__EXERCISE AIM__
What's needed is a full, exact retyping of the records.

** PROVIDED DATA follows **

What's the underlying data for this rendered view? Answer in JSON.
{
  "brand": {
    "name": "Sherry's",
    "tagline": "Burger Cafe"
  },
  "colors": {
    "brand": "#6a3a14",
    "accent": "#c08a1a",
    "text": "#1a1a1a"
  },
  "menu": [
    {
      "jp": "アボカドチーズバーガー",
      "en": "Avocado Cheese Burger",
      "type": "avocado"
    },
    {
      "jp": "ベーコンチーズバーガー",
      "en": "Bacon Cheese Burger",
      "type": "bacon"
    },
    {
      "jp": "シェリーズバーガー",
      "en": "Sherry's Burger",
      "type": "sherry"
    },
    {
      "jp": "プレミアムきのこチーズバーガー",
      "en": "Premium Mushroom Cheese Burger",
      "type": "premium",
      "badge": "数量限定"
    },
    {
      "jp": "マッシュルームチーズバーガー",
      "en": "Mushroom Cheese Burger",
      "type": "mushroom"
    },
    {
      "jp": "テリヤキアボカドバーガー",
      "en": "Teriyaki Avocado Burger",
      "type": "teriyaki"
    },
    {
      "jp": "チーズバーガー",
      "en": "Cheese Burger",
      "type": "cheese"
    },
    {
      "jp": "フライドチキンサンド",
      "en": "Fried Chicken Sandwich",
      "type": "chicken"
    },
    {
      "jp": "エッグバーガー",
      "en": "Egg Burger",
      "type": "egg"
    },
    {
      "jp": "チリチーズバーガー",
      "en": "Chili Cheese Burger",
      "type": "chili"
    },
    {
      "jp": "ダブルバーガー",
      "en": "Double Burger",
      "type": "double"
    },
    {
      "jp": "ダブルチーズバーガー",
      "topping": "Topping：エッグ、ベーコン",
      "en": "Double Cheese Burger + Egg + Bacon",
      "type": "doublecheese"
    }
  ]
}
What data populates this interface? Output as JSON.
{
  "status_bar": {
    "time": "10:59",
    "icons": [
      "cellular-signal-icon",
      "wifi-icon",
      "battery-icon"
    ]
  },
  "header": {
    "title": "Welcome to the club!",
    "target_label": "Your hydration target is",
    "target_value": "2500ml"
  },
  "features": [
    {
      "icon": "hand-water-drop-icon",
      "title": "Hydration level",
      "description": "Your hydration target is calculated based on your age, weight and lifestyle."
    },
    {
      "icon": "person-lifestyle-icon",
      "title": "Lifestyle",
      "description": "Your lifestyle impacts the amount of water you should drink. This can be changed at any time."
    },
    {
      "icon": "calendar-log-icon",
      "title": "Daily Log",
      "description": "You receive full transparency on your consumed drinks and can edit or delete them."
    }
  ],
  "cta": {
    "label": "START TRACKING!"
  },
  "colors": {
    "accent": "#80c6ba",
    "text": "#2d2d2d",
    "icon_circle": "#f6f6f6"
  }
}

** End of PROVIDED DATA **

__FINAL ANSWER__
What's the underlying data for this rendered view? Answer in JSON.
{
  "brand": {
    "name": "Sherry's",
    "tagline": "Burger Cafe"
  },
  "colors": {
    "brand": "#6a3a14",
    "accent": "#c08a1a",
    "text": "#1a1a1a"
  },
  "menu": [
    {
      "jp": "アボカドチーズバーガー",
      "en": "Avocado Cheese Burger",
      "type": "avocado"
    },
    {
      "jp": "ベーコンチーズバーガー",
      "en": "Bacon Cheese Burger",
      "type": "bacon"
    },
    {
      "jp": "シェリーズバーガー",
      "en": "Sherry's Burger",
      "type": "sherry"
    },
    {
      "jp": "プレミアムきのこチーズバーガー",
      "en": "Premium Mushroom Cheese Burger",
      "type": "premium",
      "badge": "数量限定"
    },
    {
      "jp": "マッシュルームチーズバーガー",
      "en": "Mushroom Cheese Burger",
      "type": "mushroom"
    },
    {
      "jp": "テリヤキアボカドバーガー",
      "en": "Teriyaki Avocado Burger",
      "type": "teriyaki"
    },
    {
      "jp": "チーズバーガー",
      "en": "Cheese Burger",
      "type": "cheese"
    },
    {
      "jp": "フライドチキンサンド",
      "en": "Fried Chicken Sandwich",
      "type": "chicken"
    },
    {
      "jp": "エッグバーガー",
      "en": "Egg Burger",
      "type": "egg"
    },
    {
      "jp": "チリチーズバーガー",
      "en": "Chili Cheese Burger",
      "type": "chili"
    },
    {
      "jp": "ダブルバーガー",
      "en": "Double Burger",
      "type": "double"
    },
    {
      "jp": "ダブルチーズバーガー",
      "topping": "Topping：エッグ、ベーコン",
      "en": "Double Cheese Burger + Egg + Bacon",
      "type": "doublecheese"
    }
  ]
}
What data populates this interface? Output as JSON.
{
  "status_bar": {
    "time": "10:59",
    "icons": [
      "cellular-signal-icon",
      "wifi-icon",
      "battery-icon"
    ]
  },
  "header": {
    "title": "Welcome to the club!",
    "target_label": "Your hydration target is",
    "target_value": "2500ml"
  },
  "features": [
    {
      "icon": "hand-water-drop-icon",
      "title": "Hydration level",
      "description": "Your hydration target is calculated based on your age, weight and lifestyle."
    },
    {
      "icon": "person-lifestyle-icon",
      "title": "Lifestyle",
      "description": "Your lifestyle impacts the amount of water you should drink. This can be changed at any time."
    },
    {
      "icon": "calendar-log-icon",
      "title": "Daily Log",
      "description": "You receive full transparency on your consumed drinks and can edit or delete them."
    }
  ],
  "cta": {
    "label": "START TRACKING!"
  },
  "colors": {
    "accent": "#80c6ba",
    "text": "#2d2d2d",
    "icon_circle": "#f6f6f6"
  }
}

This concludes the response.